Rates drop to record lows for small deposit borrowers – Defaqto
The firm pointed out that over the last year the average interest rate on a 95% loan to value (LTV) two-year fixed rate deal has dropped from 3.98% to 3.46%, while rates available on three- and five-year deals have also fallen over the same period.
The increase in competitive deals for low deposit borrowers has coincided with a jump in the number of such products in the market.
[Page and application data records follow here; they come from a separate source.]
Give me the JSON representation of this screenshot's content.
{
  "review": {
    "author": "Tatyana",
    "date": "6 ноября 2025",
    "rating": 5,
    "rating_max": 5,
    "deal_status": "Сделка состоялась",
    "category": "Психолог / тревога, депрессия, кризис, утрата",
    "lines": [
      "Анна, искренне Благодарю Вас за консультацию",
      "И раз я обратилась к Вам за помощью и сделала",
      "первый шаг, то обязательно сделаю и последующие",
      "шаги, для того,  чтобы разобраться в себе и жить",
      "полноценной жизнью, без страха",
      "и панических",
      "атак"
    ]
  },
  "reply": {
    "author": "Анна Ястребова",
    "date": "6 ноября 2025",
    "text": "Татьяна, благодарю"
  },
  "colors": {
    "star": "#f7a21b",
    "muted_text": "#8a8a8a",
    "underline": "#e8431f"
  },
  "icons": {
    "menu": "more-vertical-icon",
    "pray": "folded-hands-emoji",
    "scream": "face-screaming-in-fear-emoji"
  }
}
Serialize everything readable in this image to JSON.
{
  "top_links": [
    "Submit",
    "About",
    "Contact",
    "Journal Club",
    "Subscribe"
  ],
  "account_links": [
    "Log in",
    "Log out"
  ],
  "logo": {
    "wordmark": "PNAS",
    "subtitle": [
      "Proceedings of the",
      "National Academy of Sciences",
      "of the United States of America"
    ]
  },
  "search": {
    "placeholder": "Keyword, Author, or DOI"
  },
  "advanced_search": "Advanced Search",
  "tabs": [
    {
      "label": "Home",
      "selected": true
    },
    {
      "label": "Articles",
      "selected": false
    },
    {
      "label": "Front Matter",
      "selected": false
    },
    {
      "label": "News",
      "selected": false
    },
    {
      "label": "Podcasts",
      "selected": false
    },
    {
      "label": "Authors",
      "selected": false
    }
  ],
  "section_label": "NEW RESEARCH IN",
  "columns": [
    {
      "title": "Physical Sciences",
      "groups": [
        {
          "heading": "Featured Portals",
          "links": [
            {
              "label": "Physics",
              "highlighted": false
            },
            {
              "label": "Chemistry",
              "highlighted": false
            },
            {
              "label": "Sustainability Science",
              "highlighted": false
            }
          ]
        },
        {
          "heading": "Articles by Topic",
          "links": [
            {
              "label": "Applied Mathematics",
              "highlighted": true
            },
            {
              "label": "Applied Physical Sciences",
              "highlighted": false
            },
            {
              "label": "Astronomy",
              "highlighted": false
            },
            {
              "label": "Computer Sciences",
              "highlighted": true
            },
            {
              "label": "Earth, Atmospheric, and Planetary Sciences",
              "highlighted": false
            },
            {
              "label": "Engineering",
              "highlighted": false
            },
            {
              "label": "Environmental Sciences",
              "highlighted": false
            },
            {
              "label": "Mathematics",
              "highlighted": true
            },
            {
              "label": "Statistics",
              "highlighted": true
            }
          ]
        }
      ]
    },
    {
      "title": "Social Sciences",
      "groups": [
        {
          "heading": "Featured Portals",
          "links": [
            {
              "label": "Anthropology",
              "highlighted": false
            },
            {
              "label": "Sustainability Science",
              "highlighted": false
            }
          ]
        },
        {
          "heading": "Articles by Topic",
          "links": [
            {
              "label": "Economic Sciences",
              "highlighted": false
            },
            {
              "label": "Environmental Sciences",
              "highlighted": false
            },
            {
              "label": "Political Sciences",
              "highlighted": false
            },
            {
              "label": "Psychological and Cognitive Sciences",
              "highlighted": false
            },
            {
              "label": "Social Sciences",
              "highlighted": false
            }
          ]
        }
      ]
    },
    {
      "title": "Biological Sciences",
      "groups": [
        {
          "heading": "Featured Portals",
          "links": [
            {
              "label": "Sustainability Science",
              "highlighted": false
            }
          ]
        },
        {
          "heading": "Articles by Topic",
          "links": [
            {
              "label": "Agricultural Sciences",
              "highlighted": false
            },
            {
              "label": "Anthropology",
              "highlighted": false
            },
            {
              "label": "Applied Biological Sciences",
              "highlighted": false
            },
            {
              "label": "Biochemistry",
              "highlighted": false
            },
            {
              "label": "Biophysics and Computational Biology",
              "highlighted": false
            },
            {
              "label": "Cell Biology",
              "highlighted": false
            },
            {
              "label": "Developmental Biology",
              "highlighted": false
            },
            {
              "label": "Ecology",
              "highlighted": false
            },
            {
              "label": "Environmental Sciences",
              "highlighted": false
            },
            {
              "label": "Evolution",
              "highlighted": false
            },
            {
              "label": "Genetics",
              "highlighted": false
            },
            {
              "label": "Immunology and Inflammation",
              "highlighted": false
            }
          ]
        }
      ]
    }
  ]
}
Defaqto noted that there are now 290 95% LTV deals available, up by almost 50% from the 199 deals on the market 12 months ago.
There has also been an increase in the number of lenders offering these deals from 52 to 58.
Brian Brown, head of insight at Defaqto, pointed out that buying a home is a big investment, and rising prices have kept home ownership out of reach for many.
He added: “It looks like the cost of buying a home has just got a bit easier for first-time buyers as prices have finally stopped rising and mortgages are cheap.”
The results echo data from AmTrust and Moneyfacts which found 95% LTV deals were increasing in number and falling in rate.
According to the latest data from the Office for National Statistics, annual house price growth has dropped to the slowest rate seen since 2013, while E.surv has suggested the jump in mortgage approvals seen in January was driven by borrowers with small deposits.